1888-1901 Punch Cartoonist Edward Linley Sambourne Writes to Lord Chief Justice, Sir Richard Webster

1888-1901 Punch Cartoonist Edward Linley Sambourne Writes to Lord Chief Justice, Sir Richard Webster
Click To Enlarge

Price: $325.00

Description

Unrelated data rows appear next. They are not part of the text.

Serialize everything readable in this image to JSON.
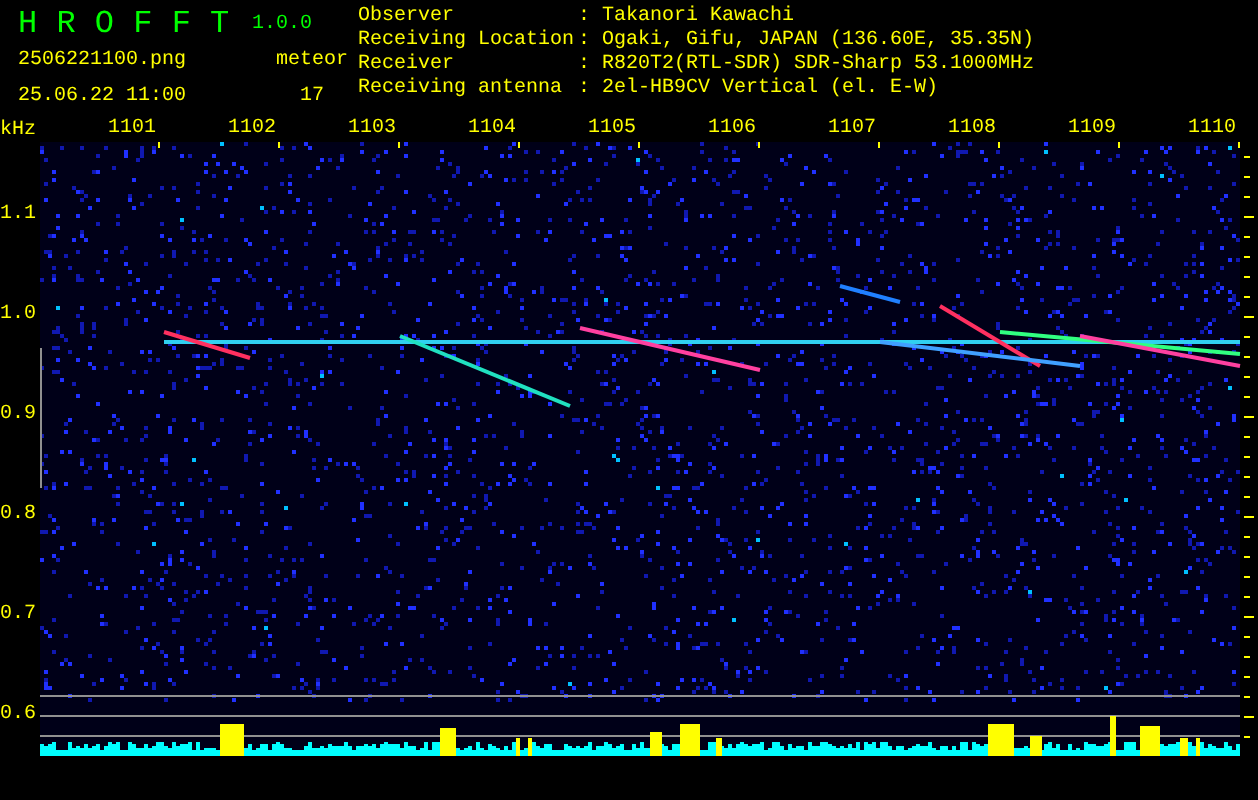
{
  "app": {
    "title": "H R O F F T",
    "version": "1.0.0"
  },
  "file_name": "2506221100.png",
  "datetime": "25.06.22 11:00",
  "meteor": {
    "label": "meteor",
    "count": "17"
  },
  "info": [
    {
      "label": "Observer",
      "separator": ":",
      "value": "Takanori Kawachi"
    },
    {
      "label": "Receiving Location",
      "separator": ":",
      "value": "Ogaki, Gifu, JAPAN (136.60E, 35.35N)"
    },
    {
      "label": "Receiver",
      "separator": ":",
      "value": "R820T2(RTL-SDR) SDR-Sharp 53.1000MHz"
    },
    {
      "label": "Receiving antenna",
      "separator": ":",
      "value": "2el-HB9CV Vertical (el. E-W)"
    }
  ],
  "axis": {
    "unit": "kHz",
    "x_ticks": [
      "1101",
      "1102",
      "1103",
      "1104",
      "1105",
      "1106",
      "1107",
      "1108",
      "1109",
      "1110"
    ],
    "y_ticks": [
      "1.1",
      "1.0",
      "0.9",
      "0.8",
      "0.7",
      "0.6"
    ]
  }
}
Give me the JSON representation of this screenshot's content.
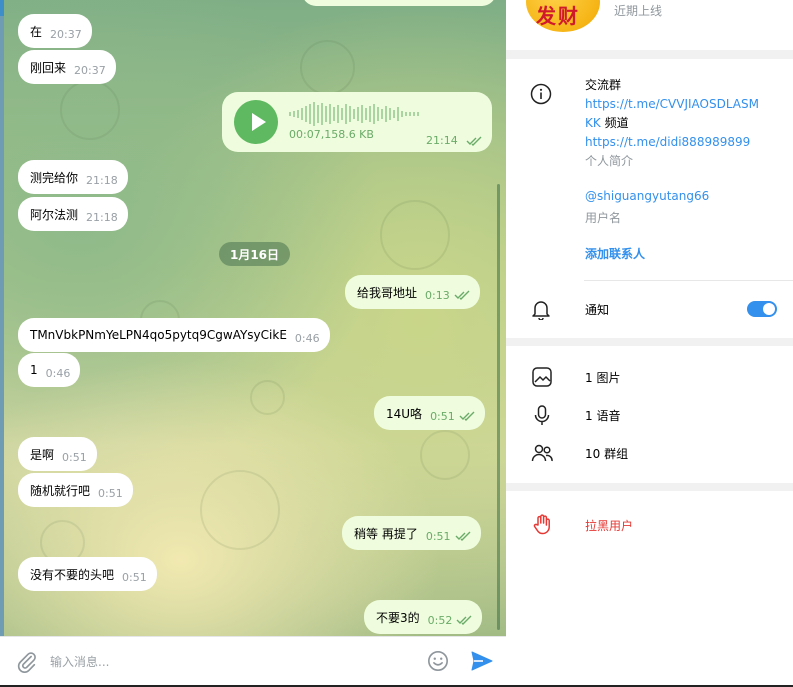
{
  "chat": {
    "messages": [
      {
        "id": "m1",
        "dir": "in",
        "text": "在",
        "time": "20:37"
      },
      {
        "id": "m2",
        "dir": "in",
        "text": "刚回来",
        "time": "20:37"
      },
      {
        "id": "m3",
        "dir": "out",
        "type": "voice",
        "duration": "00:07",
        "size": "158.6 KB",
        "time": "21:14"
      },
      {
        "id": "m4",
        "dir": "in",
        "text": "测完给你",
        "time": "21:18"
      },
      {
        "id": "m5",
        "dir": "in",
        "text": "阿尔法测",
        "time": "21:18"
      },
      {
        "id": "m6",
        "dir": "out",
        "text": "给我哥地址",
        "time": "0:13"
      },
      {
        "id": "m7",
        "dir": "in",
        "text": "TMnVbkPNmYeLPN4qo5pytq9CgwAYsyCikE",
        "time": "0:46"
      },
      {
        "id": "m8",
        "dir": "in",
        "text": "1",
        "time": "0:46"
      },
      {
        "id": "m9",
        "dir": "out",
        "text": "14U咯",
        "time": "0:51"
      },
      {
        "id": "m10",
        "dir": "in",
        "text": "是啊",
        "time": "0:51"
      },
      {
        "id": "m11",
        "dir": "in",
        "text": "随机就行吧",
        "time": "0:51"
      },
      {
        "id": "m12",
        "dir": "out",
        "text": "稍等 再提了",
        "time": "0:51"
      },
      {
        "id": "m13",
        "dir": "in",
        "text": "没有不要的头吧",
        "time": "0:51"
      },
      {
        "id": "m14",
        "dir": "out",
        "text": "不要3的",
        "time": "0:52"
      }
    ],
    "date_separator": "1月16日",
    "voice_meta": "00:07,158.6 KB",
    "composer_placeholder": "输入消息..."
  },
  "profile": {
    "avatar_text": "发财",
    "last_seen": "近期上线",
    "bio_title": "交流群",
    "bio_link1": "https://t.me/CVVJIAOSDLASM",
    "bio_link1_cont": "KK",
    "bio_channel_label": "频道",
    "bio_link2": "https://t.me/didi888989899",
    "bio_label": "个人简介",
    "username": "@shiguangyutang66",
    "username_label": "用户名",
    "add_contact": "添加联系人",
    "notifications_label": "通知",
    "notifications_on": true,
    "media": [
      {
        "icon": "image-icon",
        "label": "1 图片"
      },
      {
        "icon": "microphone-icon",
        "label": "1 语音"
      },
      {
        "icon": "groups-icon",
        "label": "10 群组"
      }
    ],
    "block_user": "拉黑用户"
  },
  "colors": {
    "accent": "#3390ec",
    "danger": "#e53935",
    "outgoing_bubble": "#effdde",
    "check_green": "#6aab68"
  }
}
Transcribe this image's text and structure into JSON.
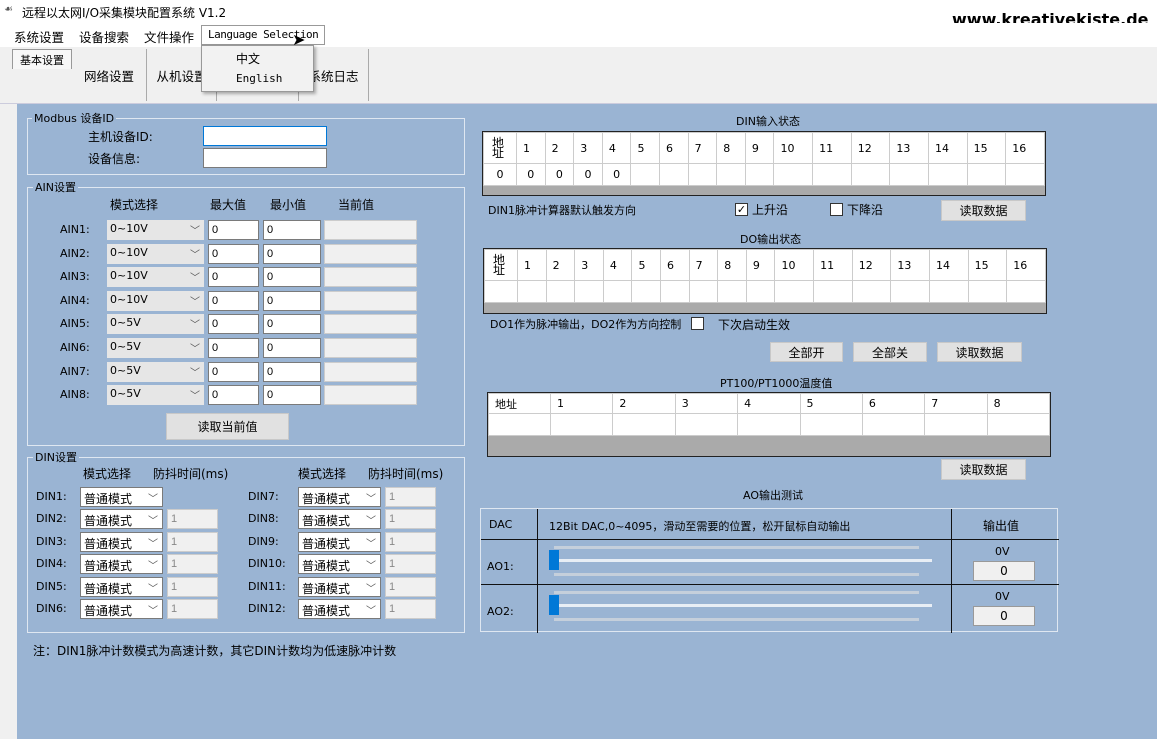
{
  "window": {
    "title": "远程以太网I/O采集模块配置系统 V1.2",
    "watermark": "www.kreativekiste.de"
  },
  "menu": {
    "items": [
      "系统设置",
      "设备搜索",
      "文件操作",
      "Language Selection"
    ],
    "dropdown": [
      "中文",
      "English"
    ]
  },
  "tabs": [
    "基本设置",
    "网络设置",
    "从机设置",
    "",
    "系统日志"
  ],
  "modbus": {
    "legend": "Modbus 设备ID",
    "host_label": "主机设备ID:",
    "host_value": "",
    "info_label": "设备信息:",
    "info_value": ""
  },
  "ain": {
    "legend": "AIN设置",
    "headers": [
      "模式选择",
      "最大值",
      "最小值",
      "当前值"
    ],
    "rows": [
      {
        "label": "AIN1:",
        "mode": "0~10V",
        "max": "0",
        "min": "0",
        "current": ""
      },
      {
        "label": "AIN2:",
        "mode": "0~10V",
        "max": "0",
        "min": "0",
        "current": ""
      },
      {
        "label": "AIN3:",
        "mode": "0~10V",
        "max": "0",
        "min": "0",
        "current": ""
      },
      {
        "label": "AIN4:",
        "mode": "0~10V",
        "max": "0",
        "min": "0",
        "current": ""
      },
      {
        "label": "AIN5:",
        "mode": "0~5V",
        "max": "0",
        "min": "0",
        "current": ""
      },
      {
        "label": "AIN6:",
        "mode": "0~5V",
        "max": "0",
        "min": "0",
        "current": ""
      },
      {
        "label": "AIN7:",
        "mode": "0~5V",
        "max": "0",
        "min": "0",
        "current": ""
      },
      {
        "label": "AIN8:",
        "mode": "0~5V",
        "max": "0",
        "min": "0",
        "current": ""
      }
    ],
    "read_button": "读取当前值"
  },
  "din": {
    "legend": "DIN设置",
    "headers": [
      "模式选择",
      "防抖时间(ms)"
    ],
    "rows": [
      {
        "label": "DIN1:",
        "mode": "普通模式",
        "debounce": null
      },
      {
        "label": "DIN2:",
        "mode": "普通模式",
        "debounce": "1"
      },
      {
        "label": "DIN3:",
        "mode": "普通模式",
        "debounce": "1"
      },
      {
        "label": "DIN4:",
        "mode": "普通模式",
        "debounce": "1"
      },
      {
        "label": "DIN5:",
        "mode": "普通模式",
        "debounce": "1"
      },
      {
        "label": "DIN6:",
        "mode": "普通模式",
        "debounce": "1"
      },
      {
        "label": "DIN7:",
        "mode": "普通模式",
        "debounce": "1"
      },
      {
        "label": "DIN8:",
        "mode": "普通模式",
        "debounce": "1"
      },
      {
        "label": "DIN9:",
        "mode": "普通模式",
        "debounce": "1"
      },
      {
        "label": "DIN10:",
        "mode": "普通模式",
        "debounce": "1"
      },
      {
        "label": "DIN11:",
        "mode": "普通模式",
        "debounce": "1"
      },
      {
        "label": "DIN12:",
        "mode": "普通模式",
        "debounce": "1"
      }
    ],
    "note": "注：DIN1脉冲计数模式为高速计数，其它DIN计数均为低速脉冲计数"
  },
  "din_status": {
    "title": "DIN输入状态",
    "headers": [
      "地址",
      "1",
      "2",
      "3",
      "4",
      "5",
      "6",
      "7",
      "8",
      "9",
      "10",
      "11",
      "12",
      "13",
      "14",
      "15",
      "16"
    ],
    "values": [
      "0",
      "0",
      "0",
      "0",
      "0",
      "",
      "",
      "",
      "",
      "",
      "",
      "",
      "",
      "",
      "",
      "",
      ""
    ],
    "trigger_label": "DIN1脉冲计算器默认触发方向",
    "rising": "上升沿",
    "rising_checked": true,
    "falling": "下降沿",
    "falling_checked": false,
    "read_button": "读取数据"
  },
  "do_status": {
    "title": "DO输出状态",
    "headers": [
      "地址",
      "1",
      "2",
      "3",
      "4",
      "5",
      "6",
      "7",
      "8",
      "9",
      "10",
      "11",
      "12",
      "13",
      "14",
      "15",
      "16"
    ],
    "values": [
      "",
      "",
      "",
      "",
      "",
      "",
      "",
      "",
      "",
      "",
      "",
      "",
      "",
      "",
      "",
      "",
      ""
    ],
    "pulse_label": "DO1作为脉冲输出，DO2作为方向控制",
    "pulse_checked": false,
    "next_boot": "下次启动生效",
    "all_on": "全部开",
    "all_off": "全部关",
    "read_button": "读取数据"
  },
  "pt100": {
    "title": "PT100/PT1000温度值",
    "headers": [
      "地址",
      "1",
      "2",
      "3",
      "4",
      "5",
      "6",
      "7",
      "8"
    ],
    "values": [
      "",
      "",
      "",
      "",
      "",
      "",
      "",
      "",
      ""
    ],
    "read_button": "读取数据"
  },
  "ao": {
    "title": "AO输出测试",
    "col_dac": "DAC",
    "description": "12Bit DAC,0~4095，滑动至需要的位置，松开鼠标自动输出",
    "col_output": "输出值",
    "rows": [
      {
        "label": "AO1:",
        "voltage": "0V",
        "value": "0",
        "slider": 0
      },
      {
        "label": "AO2:",
        "voltage": "0V",
        "value": "0",
        "slider": 0
      }
    ],
    "accent": "#0078d7"
  }
}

Description: This collection of five autograph letters signed written over a period of 13 years, 1888-1901, are from the well-known cartoonist Edward Linley Sambourne of Punch magazine to Sir Richard Webster/Viscount Alverstone, Lord Chief Justice of England. The letters suggest that the two men were acquainted socially. Two letters are invitations to dinner. Two are congratulatory, “many, many congratulations from my wife and self on the announcement I see in today’s Times. Long may you live with the added honor [and] have others added to it.” In another letter, Sambourne congratulates Sir Richard on his “acceptance of the Mastership of the Rolls [and his] being raised to the Peerage.” He wishes him a long life “to enjoy [and] adorn that excellent position.” One letter (1899) is art related and informs Webster that “[he should] have the drawing home from the reproducers tomorrow and [he would] at once have it mounted. [And] write the legend underneath and have it sent on.” He ends with regards to Mary (Sir Richard’s wife) and congratulates him “on the success of the Venezuelan arbitration.”
These letters are written on one side of approx. 8”x 6” lined, ivory stationery bearing different addresses: 18, Stafford Terrace, Kensington W., Garrick Club, W. C., and Glovers, Charlwood, Surrey and are all signed in full. Item #A01043
Edward Linley Sambourne (1844- 1910) rose to the position of Chief Cartoonist for the satirical magazine Punch, for which he worked for 43 years. His book illustrations include images for Edgar Allan Poe poems (1881) and drawings for Charles Kingsley’s Water Babies(1885). The Royal Academy exhibited his work over a 20-year period, thus paying tribute to his work. 
Sir Richard Webster (1842 -1915) was a judge and a Member of Parliament. He served as the Attorney General from 1885 to 1900. In 1900 he was created a Baronet, following which he was made the 79th Master of the Rolls, and rose to the position of Lord Chief Justice of England and Wales. When he retired in 1913, he was made the Viscount of Alverstone. One of his notable trials was the murder trial of Dr. Hawley Crippen. 
Condition: In fine condition.